Applicants must have general registration with AHPRA in order to apply for psychiatry training. If you are in your first post-graduate year, and have provisional registration with AHPRA, you may apply during your PGY1 year in order to begin training once general registration is received. The Director of Psychiatry Training is happy to talk to prospective trainees who are in their first post-graduate year about the advisability or otherwise of a second year of post-graduate general medicine before starting psychiatry training.

If you are seeking to obtain general registration with AHPRA in Australia, please visit the Australian Medical Council website and AHPRA website for more information.

If you are already training in psychiatry in another part of Australia or New Zealand and wish to transfer to Canberra, please get in touch with the Director of Psychiatry Training Dr Philip Keightley at

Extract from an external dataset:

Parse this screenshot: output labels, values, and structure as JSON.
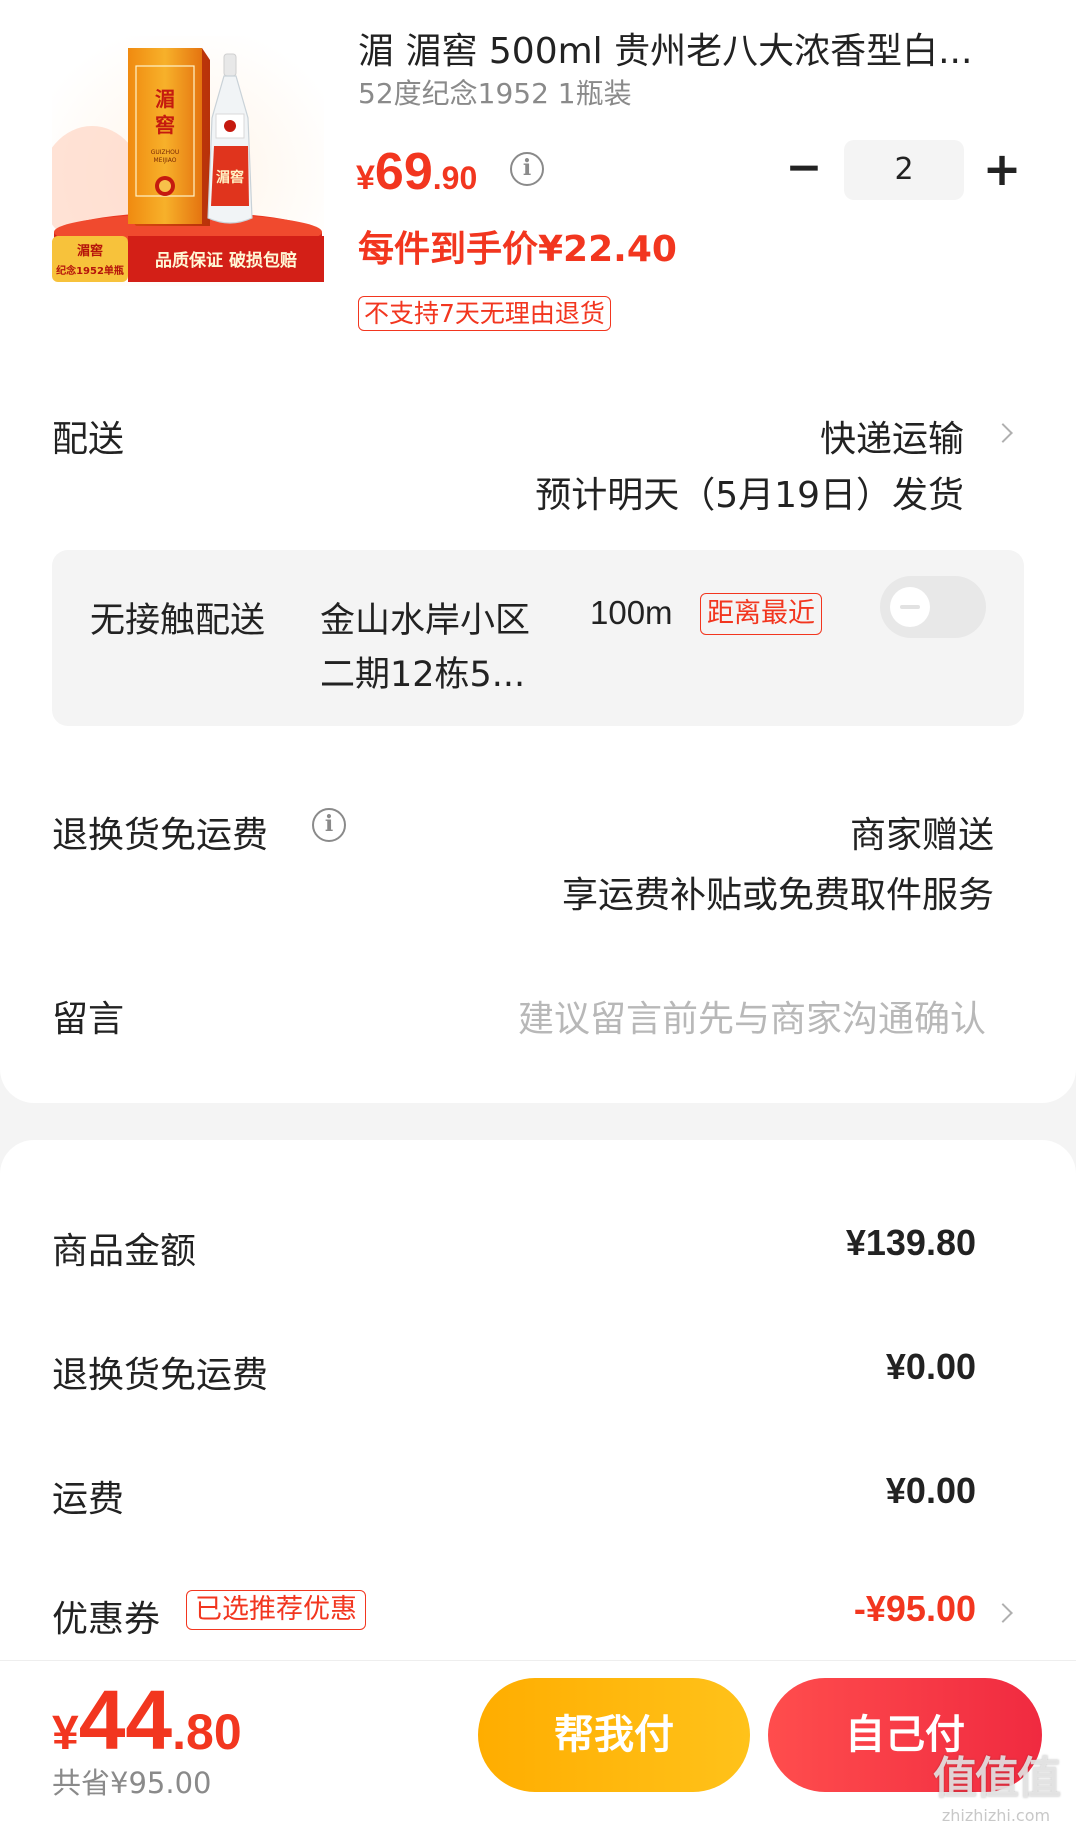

You can read more about selection of trainees on the RANZCP website.

Meet our trainees


‘I chose a career in psychiatry as I feel it rewards my natural curiosity of why a patient presents to you at a certain time, in a certain way.’

‘I’m really enjoying psychiatry as the focus is always on the ‘person’ rather than "the patient" and trying to understand what may affect their health and wellbeing, such as physical, psychological as well as social and cultural factors.’

‘The teaching program has been a satisfying experience for me, I’m grateful I’ve got a very supportive network. I have a young daughter and at times it has been challenging to find a work-study-life balance, so I’m currently working part time which I’ve been supported with.’



‘It can be difficult walking in and meeting someone for the first time and getting them to open up to you. Although it’s hard, it’s also really rewarding when you can create a genuine connection and help them.’

‘I love that I get to try and understand what it’s like to be someone, and then figure out what I can do to support them.’

‘Psychiatry is really a huge world, I’ve been able to help small children all the way through to geriatric patients… and everyone in between.’



‘I did four weeks at the Adult Mental Health Unit and that completely changed my opinion about how you can do medicine, in terms of the holistic approach to caring for families.’

‘I was previously practising dentistry and I think one day I would love to open a dental clinic that caters for psychiatric patients.’

Ava loves how community outcomes can be largely improved from the result of mental health treatment.

‘There’s one particular patient I’ll never forget. They had a fantastic recovery from a life-threatening psychiatric illness. It was a really wonderful thing to help change someone’s life.’

Page last updated on: 8 Feb 2021